There is so much talent here too, it’s inspiring to be around. As a creative and a business owner, I’ve only ever felt supported and encouraged by the community. Even as this town experiences growth and change, Austin doesn’t take itself too seriously. It’s that sense of humor that has made this place a haven for artists and weirdos. Because of Austin’s reputation as a rad place to live, it could easily become dog-eat-dog but it hasn’t (in my experience) and I’m grateful.
What are some of your favorite things for the summer?
As soon as it starts to warm up in Austin, I just want to be outdoors. I love to entertain and for me a fun part of interior design is that extends beyond the interiors. It’s hard to love design and not be interested in architecture and landscape architecture and in my case decorating for parties. I spend a lot of energy working in the yard and loving on my plant babies so having a comfortable outdoor dining and lounging spaces is the best way to enjoy it. I just love to make party cocktails and hang string lights and serve platters of yummy food to my friends, so we can all pretend summer is break even if it’s just for a Sunday. After sitting out in the sun all day at the pool or the springs, nothing’s better than cooking a meal in the backyard. I love it when the sun goes down and it’s still warm and dewey and the cicadas come out. That’s the best kind of summer day in Texas.

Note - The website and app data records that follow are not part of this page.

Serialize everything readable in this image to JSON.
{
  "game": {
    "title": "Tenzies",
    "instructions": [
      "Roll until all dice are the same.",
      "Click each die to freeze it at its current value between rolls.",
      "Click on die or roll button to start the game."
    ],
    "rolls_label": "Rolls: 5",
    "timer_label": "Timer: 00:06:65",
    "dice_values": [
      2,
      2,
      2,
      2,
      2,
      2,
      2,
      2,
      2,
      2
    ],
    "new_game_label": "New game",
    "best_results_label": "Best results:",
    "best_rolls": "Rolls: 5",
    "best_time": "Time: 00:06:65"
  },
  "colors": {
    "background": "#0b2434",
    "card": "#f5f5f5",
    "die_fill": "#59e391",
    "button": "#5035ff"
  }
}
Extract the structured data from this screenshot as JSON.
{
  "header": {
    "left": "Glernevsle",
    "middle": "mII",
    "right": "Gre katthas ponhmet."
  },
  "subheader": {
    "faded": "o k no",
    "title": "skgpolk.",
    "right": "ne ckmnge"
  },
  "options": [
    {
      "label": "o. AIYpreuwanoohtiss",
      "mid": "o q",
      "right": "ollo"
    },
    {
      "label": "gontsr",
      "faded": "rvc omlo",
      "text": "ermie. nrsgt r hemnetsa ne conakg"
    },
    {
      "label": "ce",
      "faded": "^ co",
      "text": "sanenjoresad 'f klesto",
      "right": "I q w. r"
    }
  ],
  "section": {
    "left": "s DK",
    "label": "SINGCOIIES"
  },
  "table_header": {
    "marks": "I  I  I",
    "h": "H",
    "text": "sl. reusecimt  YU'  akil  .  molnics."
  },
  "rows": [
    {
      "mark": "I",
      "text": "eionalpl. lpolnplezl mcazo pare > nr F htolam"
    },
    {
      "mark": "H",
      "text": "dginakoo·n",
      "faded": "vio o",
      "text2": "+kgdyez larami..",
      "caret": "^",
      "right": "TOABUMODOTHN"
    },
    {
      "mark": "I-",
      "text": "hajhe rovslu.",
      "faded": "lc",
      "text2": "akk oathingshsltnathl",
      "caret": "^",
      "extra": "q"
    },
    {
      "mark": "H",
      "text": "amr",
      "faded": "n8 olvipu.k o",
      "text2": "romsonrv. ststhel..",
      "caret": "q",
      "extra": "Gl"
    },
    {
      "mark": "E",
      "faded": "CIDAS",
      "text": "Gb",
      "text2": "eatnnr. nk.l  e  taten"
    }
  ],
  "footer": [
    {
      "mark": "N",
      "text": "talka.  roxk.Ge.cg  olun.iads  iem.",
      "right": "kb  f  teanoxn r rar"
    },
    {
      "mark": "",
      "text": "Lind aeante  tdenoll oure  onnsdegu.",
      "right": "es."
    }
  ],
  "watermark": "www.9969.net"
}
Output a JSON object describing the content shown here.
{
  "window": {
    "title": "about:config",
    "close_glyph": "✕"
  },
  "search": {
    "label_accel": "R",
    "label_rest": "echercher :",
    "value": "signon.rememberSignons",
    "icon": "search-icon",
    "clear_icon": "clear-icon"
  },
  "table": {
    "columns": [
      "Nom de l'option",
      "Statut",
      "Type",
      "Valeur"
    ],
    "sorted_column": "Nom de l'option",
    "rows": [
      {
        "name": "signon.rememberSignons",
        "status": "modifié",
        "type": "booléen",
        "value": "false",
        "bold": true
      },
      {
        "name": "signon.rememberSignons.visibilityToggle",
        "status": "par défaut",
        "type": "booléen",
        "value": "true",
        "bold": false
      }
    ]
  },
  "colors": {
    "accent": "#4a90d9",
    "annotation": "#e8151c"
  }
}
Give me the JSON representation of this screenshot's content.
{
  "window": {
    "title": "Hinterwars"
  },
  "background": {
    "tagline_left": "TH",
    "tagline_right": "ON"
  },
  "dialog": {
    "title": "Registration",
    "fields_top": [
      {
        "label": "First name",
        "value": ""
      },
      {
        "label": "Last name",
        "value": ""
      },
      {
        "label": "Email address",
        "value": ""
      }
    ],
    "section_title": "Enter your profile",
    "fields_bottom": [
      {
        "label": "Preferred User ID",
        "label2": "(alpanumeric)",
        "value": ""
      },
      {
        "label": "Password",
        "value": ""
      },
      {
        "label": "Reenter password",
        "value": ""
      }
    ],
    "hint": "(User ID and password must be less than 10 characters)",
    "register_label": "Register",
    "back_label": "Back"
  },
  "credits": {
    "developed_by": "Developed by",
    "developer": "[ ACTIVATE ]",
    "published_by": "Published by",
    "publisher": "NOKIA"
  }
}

Any tips for people trying to have a career in interior design?
I saw this poster that Carissa Potter Carlson of People I’ve Loved designed that says “You are not an impostor, you are for real. It’s not luck, timing or a lie. You deserve it.” Especially as a newbie in a competitive, creative industry I’ve needed this reminder from time to time. It can be challenging to have the courage to put yourself and your work out there. Just remember that there is enough room for everyone; embrace your competition. Rejection is a valuable part of the growing process so chose to go easy on yourself!
Follow Kathleen on her Instagram.